Probiotics can protect the intestinal microbiome during a course of antibiotics, thereby reducing the risk of antibiotics-associated diarrhoea. Nevertheless, in the Netherlands probiotics are seldom prescribed alongside a course of antibiotics. One reason for this is that there are so many different probiotics on the market that healthcare professionals can’t see the wood for the trees. Therefore, the National guide to clinically proven probiotics in antibiotic therapy (Nationale gids van klinisch bewezen probiotica bij antibioticagebruik), has been developed to help healthcare professionals make a choice.
Antibiotics are used to combat pathogenic bacteria. Unfortunately, antibiotics also have a disruptive effect on the gut microbiome, and antibiotics-associated diarrhoea (AAD) is the best-known symptom of this problem. When taking a broad-spectrum antibiotic such as amoxicillin, no fewer than 1 in 4 adults will suffer from AAD. It is important to realize that even if there is no diarrhoea the gut microbiome is disrupted, with potentially harmful long-term consequences.
Probiotics in antibiotic therapy
In late 2016, the development of the National guide to clinically proven probiotics in antibiotic therapy was initiated by Professor Remco Kort. The guide, which was recently published in BMC Gastroenterology gives a practical overview of those probiotics for which scientific research studies have demonstrated that they can be used in combination with antibiotic therapy in order to prevent antibiotics-associated diarrhoea. In earlier publications, the European Society for Pediatric Gastroenterology, Hepatology and Nutrition (ESPGHAN) and the World Gastroenterology Organisation also gave guidelines for the use of probiotics to prevent AAD during antibiotic therapy.
In order to select probiotics with proven efficacy, this review devised a general methodology with three separate steps. These were: (1) a systematic review of relevant clinical studies into probiotics that proved to be efficacious against AAD. This review included only those studies that met the strictest methodological demands: randomized, double-blind, placebo-controlled RCTs that employed a clear definition of antibiotics-related diarrhoea and which administered a probiotic regime for at least the duration of the antibiotic therapy. Next, (2) a list was drawn up of the probiotic products available in the Netherlands. Lastly, (3) recommendations were made for those probiotic products on this list that had been demonstrably efficacious.

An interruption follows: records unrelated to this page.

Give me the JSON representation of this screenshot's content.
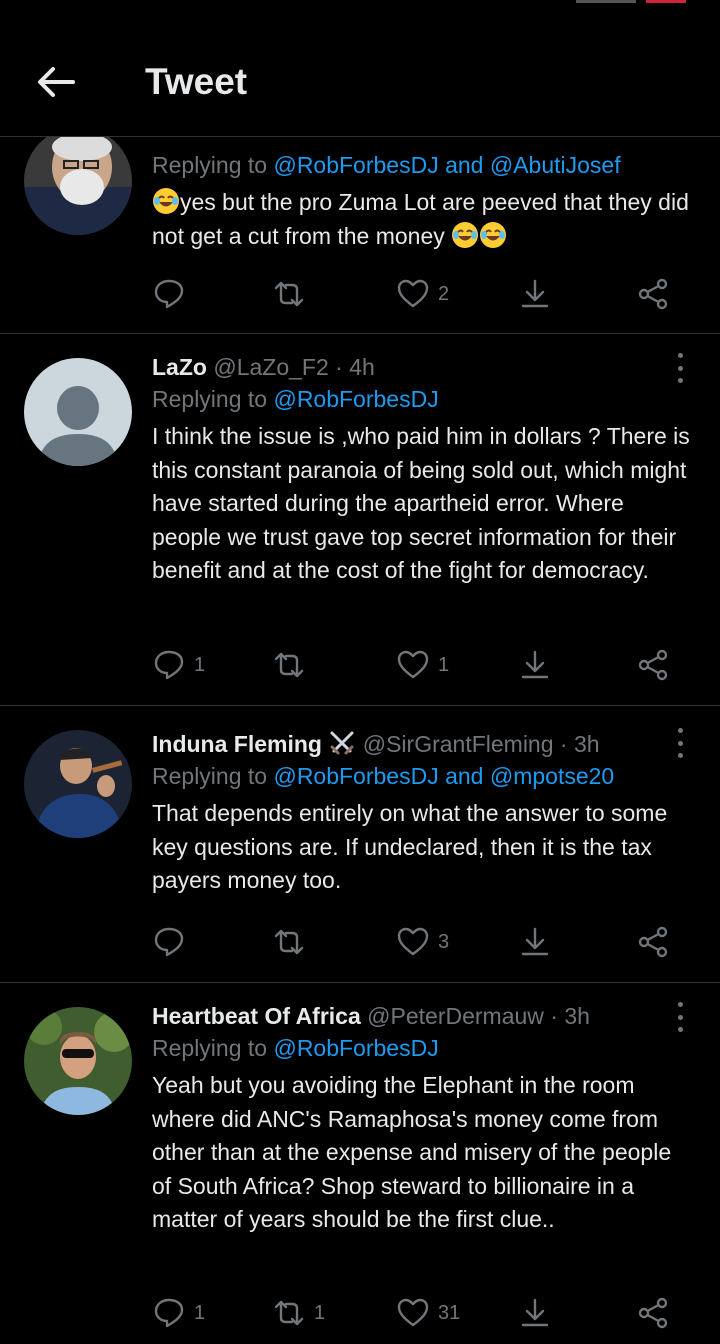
{
  "header": {
    "title": "Tweet",
    "back_icon": "arrow-left-icon"
  },
  "tweets": [
    {
      "name": "",
      "handle": "",
      "time": "",
      "reply_prefix": "Replying to ",
      "reply_mentions": "@RobForbesDJ and @AbutiJosef",
      "text_before_emoji": "yes but the pro Zuma Lot are peeved that they did not get a cut from the money",
      "emoji": "face-with-tears-of-joy",
      "counts": {
        "reply": "",
        "retweet": "",
        "like": "2"
      }
    },
    {
      "name": "LaZo",
      "handle": "@LaZo_F2 · 4h",
      "reply_prefix": "Replying to ",
      "reply_mentions": "@RobForbesDJ",
      "text": "I think the issue is ,who paid him in dollars ? There is this constant paranoia  of being sold out, which might have started during the apartheid error. Where people we trust gave top secret information for their benefit and at the cost of the fight for democracy.",
      "counts": {
        "reply": "1",
        "retweet": "",
        "like": "1"
      }
    },
    {
      "name": "Induna Fleming",
      "name_icon": "crossed-swords-icon",
      "handle": "@SirGrantFleming · 3h",
      "reply_prefix": "Replying to ",
      "reply_mentions": "@RobForbesDJ and @mpotse20",
      "text": "That depends entirely on what the answer to some key questions are. If undeclared, then it is the tax payers money too.",
      "counts": {
        "reply": "",
        "retweet": "",
        "like": "3"
      }
    },
    {
      "name": "Heartbeat Of Africa",
      "handle": "@PeterDermauw · 3h",
      "reply_prefix": "Replying to ",
      "reply_mentions": "@RobForbesDJ",
      "text": "Yeah but you avoiding the Elephant in the room where did ANC's Ramaphosa's money come from other than at the expense and misery of the people of South Africa? Shop steward to billionaire in a matter of years should be the first clue..",
      "counts": {
        "reply": "1",
        "retweet": "1",
        "like": "31"
      }
    }
  ],
  "colors": {
    "background": "#000000",
    "text": "#e7e9ea",
    "secondary": "#71767b",
    "accent": "#1d9bf0",
    "divider": "#2f3336"
  }
}
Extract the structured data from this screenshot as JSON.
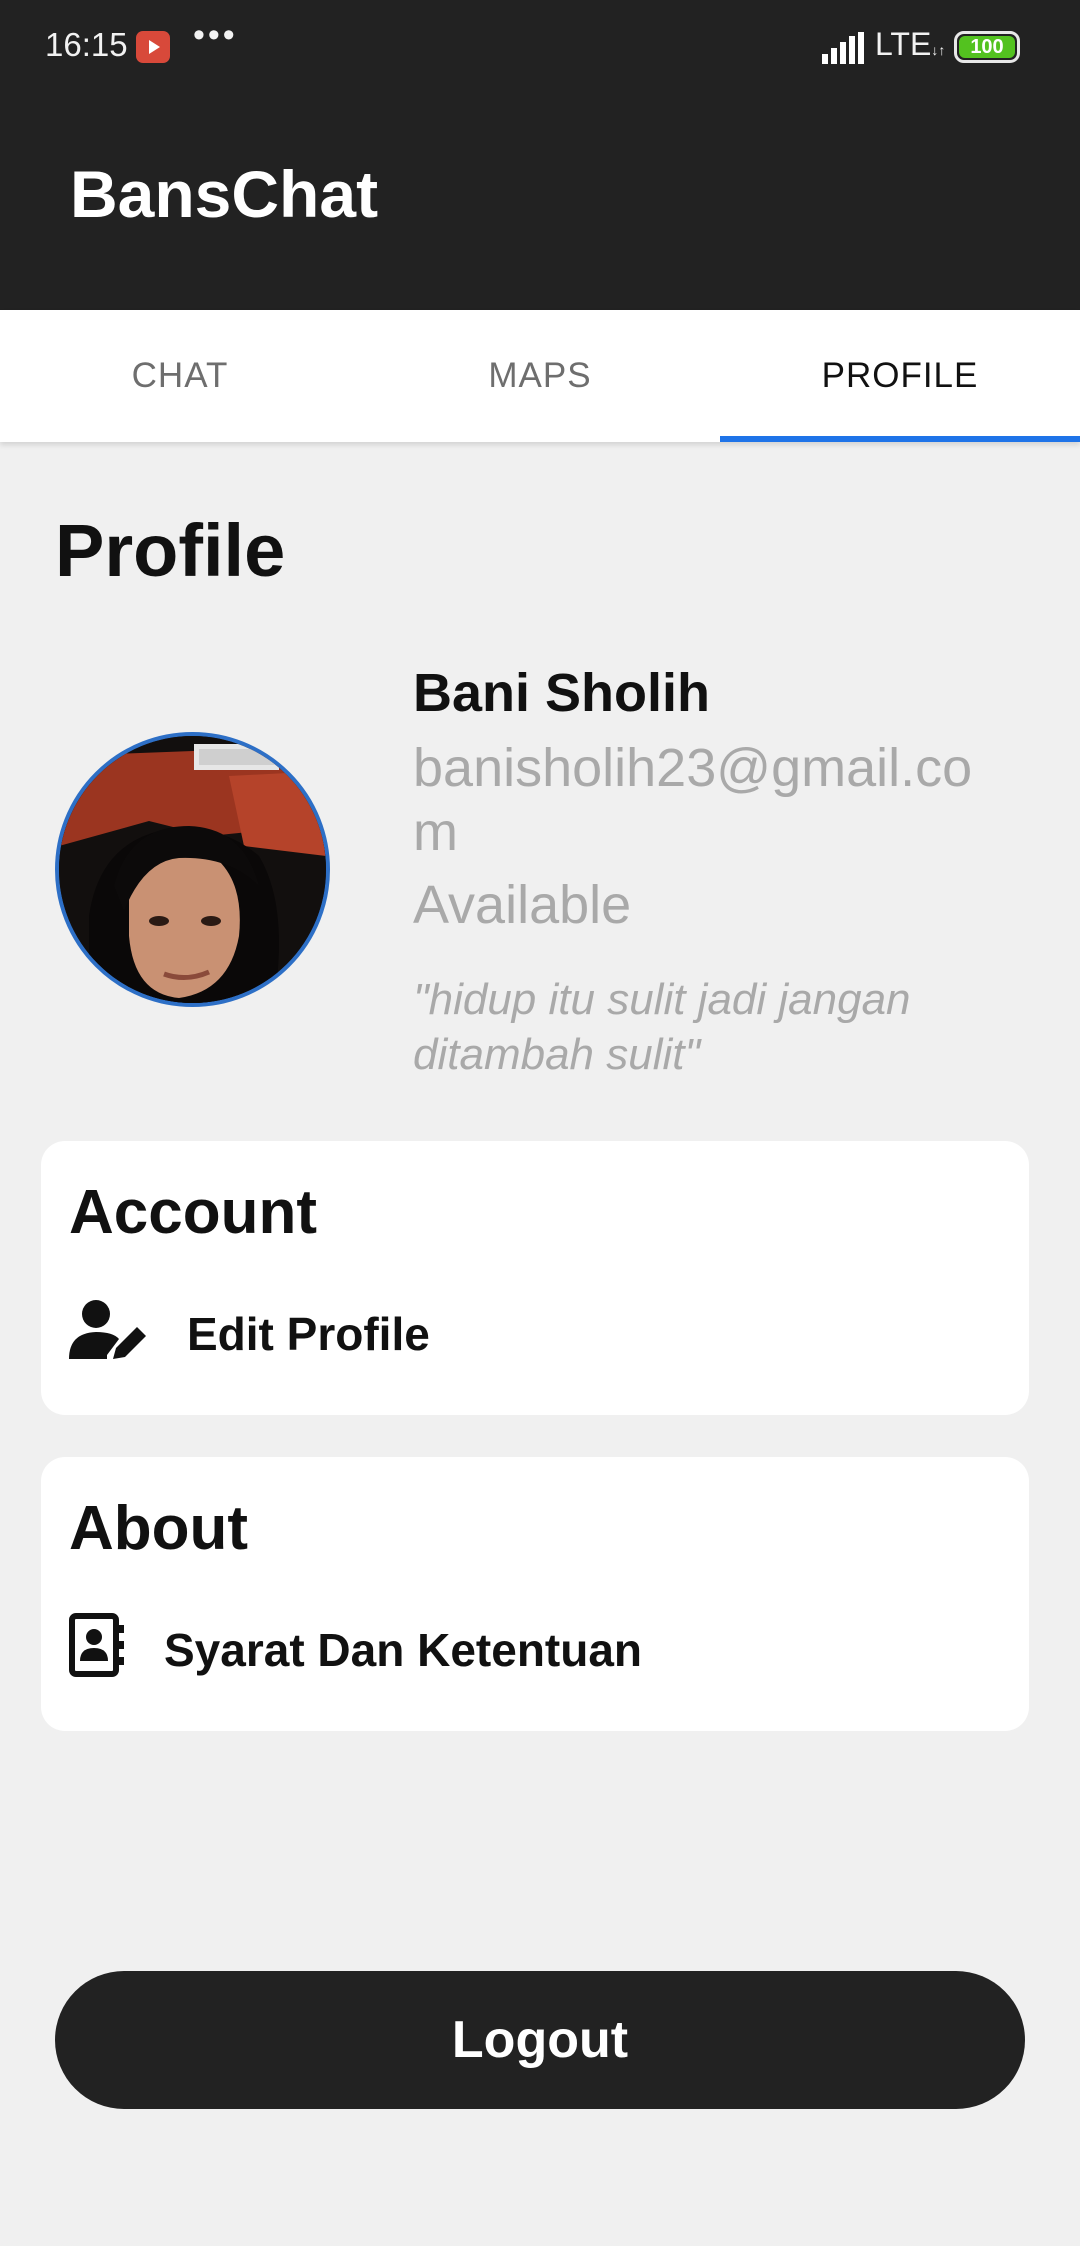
{
  "status_bar": {
    "time": "16:15",
    "network": "LTE",
    "battery": "100",
    "notification_icons": [
      "youtube-icon",
      "more-dots-icon"
    ]
  },
  "app": {
    "title": "BansChat"
  },
  "tabs": [
    {
      "label": "CHAT",
      "active": false
    },
    {
      "label": "MAPS",
      "active": false
    },
    {
      "label": "PROFILE",
      "active": true
    }
  ],
  "colors": {
    "bar": "#222222",
    "tab_indicator": "#1e73e8",
    "avatar_border": "#2d6fc6",
    "muted_text": "#a9a9a9",
    "background": "#f0f0f0"
  },
  "profile": {
    "heading": "Profile",
    "name": "Bani Sholih",
    "email": "banisholih23@gmail.com",
    "status": "Available",
    "quote": "\"hidup itu sulit jadi jangan ditambah sulit\""
  },
  "account_card": {
    "title": "Account",
    "item_label": "Edit Profile",
    "item_icon": "user-edit-icon"
  },
  "about_card": {
    "title": "About",
    "item_label": "Syarat Dan Ketentuan",
    "item_icon": "contact-book-icon"
  },
  "logout_label": "Logout"
}
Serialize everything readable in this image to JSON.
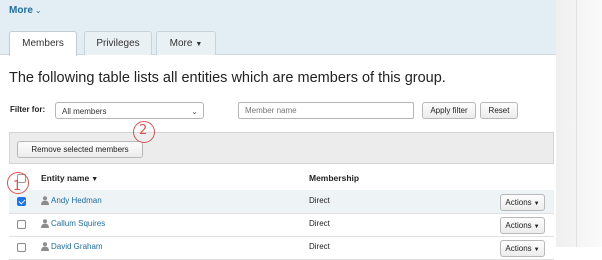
{
  "header": {
    "more_label": "More"
  },
  "tabs": [
    {
      "label": "Members"
    },
    {
      "label": "Privileges"
    },
    {
      "label": "More"
    }
  ],
  "heading": "The following table lists all entities which are members of this group.",
  "filter": {
    "label": "Filter for:",
    "select_value": "All members",
    "name_placeholder": "Member name",
    "apply_label": "Apply filter",
    "reset_label": "Reset"
  },
  "toolbar": {
    "remove_label": "Remove selected members"
  },
  "table": {
    "columns": {
      "entity": "Entity name",
      "membership": "Membership"
    },
    "rows": [
      {
        "name": "Andy Hedman",
        "membership": "Direct",
        "action": "Actions",
        "checked": true
      },
      {
        "name": "Callum Squires",
        "membership": "Direct",
        "action": "Actions",
        "checked": false
      },
      {
        "name": "David Graham",
        "membership": "Direct",
        "action": "Actions",
        "checked": false
      }
    ]
  },
  "annotations": [
    {
      "number": "1"
    },
    {
      "number": "2"
    }
  ],
  "colors": {
    "link": "#1f6d9d",
    "header_bar": "#e3eef4",
    "annotation": "#d9534f",
    "checkbox_checked": "#1a73e8"
  }
}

Only 32 of the 128 RCTs found by this review met its strict criteria and were therefore included in the systematic review. The results of these studies were then pooled for each probiotic product available in the Netherlands (both dairy products and food supplements). Lastly, all products were excluded from the review for which the label did not clearly indicate which probiotic strains were included in the product and how many colony forming units (CFU) it contained. Products were given three stars if an effect was observed in at least three of the selected studies; two stars for an observed effect in two studies; and one star for an observed effect in a single study. The result was that eight products remained whose efficacy in preventing AAD had been scientifically proven.
What do the stars actually mean?
More stars do not mean that a product is more effective, and therefore better. It simply means that more randomized, double-blind, placebo-controlled RCTs were carried out on it. Nor does the number of stars say anything about the size of the effect observed; a product that was tested in three studies may have been less effective in preventing AAD than a product whose efficacy was examined in only a single study.
How can probiotics be best deployed to prevent AAD?
There is as yet no scientific evidence on how best to administer probiotic therapy, but on the basis of clinical studies it may be concluded that as a general rule probiotics should be taken for the entire duration of the antibiotics therapy (taken 2 hours after taking the antibiotic) and for 1 to 2 weeks thereafter.
Why is the guide useful?
The guide offers healthcare professionals and consumers alike clear, scientifically-supported recommendations as to which specific probiotic products can be used to prevent AAD. The manual will be reviewed annually, and modified to accommodate the results of any new research that meets the review inclusion criteria. The manual has been published in the scientific journal BMC Gastroenterology.